::: TASK INPUT
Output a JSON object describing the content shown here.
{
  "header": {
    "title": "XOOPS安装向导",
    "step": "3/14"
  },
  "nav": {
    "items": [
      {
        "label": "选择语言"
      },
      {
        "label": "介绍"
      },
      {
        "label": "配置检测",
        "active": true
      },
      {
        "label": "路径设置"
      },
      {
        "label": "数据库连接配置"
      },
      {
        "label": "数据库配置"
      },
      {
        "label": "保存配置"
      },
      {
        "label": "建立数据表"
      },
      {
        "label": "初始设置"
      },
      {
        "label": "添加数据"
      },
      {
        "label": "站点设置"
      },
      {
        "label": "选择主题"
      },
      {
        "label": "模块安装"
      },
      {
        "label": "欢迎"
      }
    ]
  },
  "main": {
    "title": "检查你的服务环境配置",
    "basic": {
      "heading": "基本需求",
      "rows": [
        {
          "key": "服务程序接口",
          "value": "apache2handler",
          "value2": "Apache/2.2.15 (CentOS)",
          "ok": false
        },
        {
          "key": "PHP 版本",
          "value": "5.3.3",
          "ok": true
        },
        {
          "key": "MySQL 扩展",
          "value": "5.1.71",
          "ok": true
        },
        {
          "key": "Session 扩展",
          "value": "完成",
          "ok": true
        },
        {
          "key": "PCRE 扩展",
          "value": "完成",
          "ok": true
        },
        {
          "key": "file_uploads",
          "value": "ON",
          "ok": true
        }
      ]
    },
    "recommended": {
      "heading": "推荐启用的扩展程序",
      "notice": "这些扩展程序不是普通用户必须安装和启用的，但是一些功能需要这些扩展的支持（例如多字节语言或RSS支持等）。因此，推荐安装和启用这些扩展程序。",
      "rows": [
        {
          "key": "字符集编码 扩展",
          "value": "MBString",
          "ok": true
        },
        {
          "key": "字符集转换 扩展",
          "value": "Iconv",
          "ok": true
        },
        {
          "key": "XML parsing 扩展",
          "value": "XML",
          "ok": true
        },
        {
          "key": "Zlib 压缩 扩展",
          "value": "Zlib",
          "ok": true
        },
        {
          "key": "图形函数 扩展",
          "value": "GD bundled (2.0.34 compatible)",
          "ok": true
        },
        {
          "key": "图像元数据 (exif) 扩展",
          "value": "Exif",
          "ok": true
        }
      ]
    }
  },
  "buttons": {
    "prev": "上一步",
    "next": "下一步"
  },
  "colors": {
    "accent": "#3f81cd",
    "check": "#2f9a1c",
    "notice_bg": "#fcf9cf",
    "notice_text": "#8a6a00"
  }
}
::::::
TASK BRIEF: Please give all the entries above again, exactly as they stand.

ANSWER BOX:
Output a JSON object describing the content shown here.
{
  "header": {
    "title": "XOOPS安装向导",
    "step": "3/14"
  },
  "nav": {
    "items": [
      {
        "label": "选择语言"
      },
      {
        "label": "介绍"
      },
      {
        "label": "配置检测",
        "active": true
      },
      {
        "label": "路径设置"
      },
      {
        "label": "数据库连接配置"
      },
      {
        "label": "数据库配置"
      },
      {
        "label": "保存配置"
      },
      {
        "label": "建立数据表"
      },
      {
        "label": "初始设置"
      },
      {
        "label": "添加数据"
      },
      {
        "label": "站点设置"
      },
      {
        "label": "选择主题"
      },
      {
        "label": "模块安装"
      },
      {
        "label": "欢迎"
      }
    ]
  },
  "main": {
    "title": "检查你的服务环境配置",
    "basic": {
      "heading": "基本需求",
      "rows": [
        {
          "key": "服务程序接口",
          "value": "apache2handler",
          "value2": "Apache/2.2.15 (CentOS)",
          "ok": false
        },
        {
          "key": "PHP 版本",
          "value": "5.3.3",
          "ok": true
        },
        {
          "key": "MySQL 扩展",
          "value": "5.1.71",
          "ok": true
        },
        {
          "key": "Session 扩展",
          "value": "完成",
          "ok": true
        },
        {
          "key": "PCRE 扩展",
          "value": "完成",
          "ok": true
        },
        {
          "key": "file_uploads",
          "value": "ON",
          "ok": true
        }
      ]
    },
    "recommended": {
      "heading": "推荐启用的扩展程序",
      "notice": "这些扩展程序不是普通用户必须安装和启用的，但是一些功能需要这些扩展的支持（例如多字节语言或RSS支持等）。因此，推荐安装和启用这些扩展程序。",
      "rows": [
        {
          "key": "字符集编码 扩展",
          "value": "MBString",
          "ok": true
        },
        {
          "key": "字符集转换 扩展",
          "value": "Iconv",
          "ok": true
        },
        {
          "key": "XML parsing 扩展",
          "value": "XML",
          "ok": true
        },
        {
          "key": "Zlib 压缩 扩展",
          "value": "Zlib",
          "ok": true
        },
        {
          "key": "图形函数 扩展",
          "value": "GD bundled (2.0.34 compatible)",
          "ok": true
        },
        {
          "key": "图像元数据 (exif) 扩展",
          "value": "Exif",
          "ok": true
        }
      ]
    }
  },
  "buttons": {
    "prev": "上一步",
    "next": "下一步"
  },
  "colors": {
    "accent": "#3f81cd",
    "check": "#2f9a1c",
    "notice_bg": "#fcf9cf",
    "notice_text": "#8a6a00"
  }
}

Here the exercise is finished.